Francis is widely expected to meet in private with survivors of child abuse during his visit to Lisbon, as he has done on past foreign trips.
Opening his first day in Lisbon for the post-pandemic edition of World Youth Day, Pope Francis urged Europe to retake its role as a peacemaker and bridgebuilder.
In his opening remarks he hoped to inspire the next generation of Catholics to work together to combat conflicts, climate change and other problems facing the world.
“I dream of a Europe, the heart of the West, which employs its immense talents to settle conflicts and lighting lamps of hope,” Francis said.
“A Europe capable of recovering its youthful heart, looking to the greatness of the whole and beyond its immediate needs. A Europe inclusive of peoples and persons, without chasing after ideologies.”
Francis’ first stop was at the Belem National Palace, the official presidential residence in Belem, west of Lisbon. The event will last for five days culminating with a papal Mass on Sunday.
During his visit he will have to cope with the church's ongoing clergy sexual abuse scandal.
Francis is widely expected to meet in private with abuse survivors this week and could well refer to the problem in his public remarks, as he has done during past foreign trips.
First post-pandemic World Youth Day
More than one million young people from around the world are reportedly expected to attend the gathering in Lisbon. Busloads of pilgrims started arriving before Tuesday despite temperatures forecast to hit 35 degrees Celsius by the weekend’s final papal Mass.
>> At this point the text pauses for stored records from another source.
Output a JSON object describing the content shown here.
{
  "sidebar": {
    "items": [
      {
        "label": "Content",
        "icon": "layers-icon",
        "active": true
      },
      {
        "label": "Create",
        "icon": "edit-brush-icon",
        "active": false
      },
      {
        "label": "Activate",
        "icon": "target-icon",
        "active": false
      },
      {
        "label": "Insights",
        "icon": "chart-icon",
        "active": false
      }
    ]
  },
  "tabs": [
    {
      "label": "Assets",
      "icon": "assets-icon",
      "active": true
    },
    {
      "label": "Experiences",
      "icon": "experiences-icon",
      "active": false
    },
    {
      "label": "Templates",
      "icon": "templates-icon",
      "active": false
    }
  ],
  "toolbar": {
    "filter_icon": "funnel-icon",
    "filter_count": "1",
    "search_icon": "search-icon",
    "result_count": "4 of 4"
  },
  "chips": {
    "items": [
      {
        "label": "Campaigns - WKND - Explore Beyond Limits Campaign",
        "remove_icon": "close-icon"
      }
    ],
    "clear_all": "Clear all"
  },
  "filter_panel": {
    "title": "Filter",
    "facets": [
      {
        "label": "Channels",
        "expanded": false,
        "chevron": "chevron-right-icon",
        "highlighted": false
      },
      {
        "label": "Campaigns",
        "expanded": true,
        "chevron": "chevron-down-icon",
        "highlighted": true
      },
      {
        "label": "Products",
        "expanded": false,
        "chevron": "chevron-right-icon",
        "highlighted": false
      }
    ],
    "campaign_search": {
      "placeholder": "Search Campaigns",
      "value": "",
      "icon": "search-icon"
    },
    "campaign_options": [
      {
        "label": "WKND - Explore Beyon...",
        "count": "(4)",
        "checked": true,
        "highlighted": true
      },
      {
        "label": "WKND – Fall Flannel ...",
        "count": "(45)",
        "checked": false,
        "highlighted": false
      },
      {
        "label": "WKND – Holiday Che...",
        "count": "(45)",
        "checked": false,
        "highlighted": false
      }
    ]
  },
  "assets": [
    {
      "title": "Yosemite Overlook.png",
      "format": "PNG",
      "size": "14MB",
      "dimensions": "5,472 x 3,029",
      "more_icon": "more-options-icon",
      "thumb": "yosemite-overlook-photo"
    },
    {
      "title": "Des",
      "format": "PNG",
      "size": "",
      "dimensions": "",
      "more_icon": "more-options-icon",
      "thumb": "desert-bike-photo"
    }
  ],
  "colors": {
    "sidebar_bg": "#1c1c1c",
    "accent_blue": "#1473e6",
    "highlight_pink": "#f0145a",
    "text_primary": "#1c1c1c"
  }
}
“Stay hydrated!” read a slogan promoted by Portugal's General Directorate for Health for the event. Portuguese Prime Minister Antonio Costa advised youth day volunteers Monday to keep with them “a lot of water, because it’s very hot, and a hat.”
Cardinal-elect Americo Aguiar, a Lisbon bishop who is organising the festival, said two years of COVID-19 lockdowns made this year's edition of World Youth Day unique. He said it was an important encounter for Catholic youths, especially with war raging now in Europe and economic uncertainties around the globe.
“The pope always says this event is the joy and the possibility of coming together, of the culture of coming together,” Aguiar said in an interview with Associated Press. “After such limitations and difficulties, young people from all over the world will be able to meet again, with a certain freedom.”
In the afternoon, Francis makes his way to the 16th-century Jeronimos Monastery and church, arguably Portugal’s greatest monument. There, he is set to meet with the Portuguese Catholic hierarchy, which recently began the process of reckoning with its legacy of clergy sexual abuse.
Portuguese bishops were widely criticised for their initial response to the findings of an independent commission, which reported in February that at least 4,815 boys and girls were abused in the country since 1950, most of them ages 10-14.
The bishops long insisted there were only a handful of cases, and they initially baulked at suspending active members of the clergy who were named in the commission's report. They also flip-flopped on paying reparations to victims, at first insisting they would only pay if ordered to by court rulings.
The Portuguese Catholic Church also promised in March to build a memorial to victims that would be unveiled during World Youth Day, but organisers scrapped the plan a few weeks ago.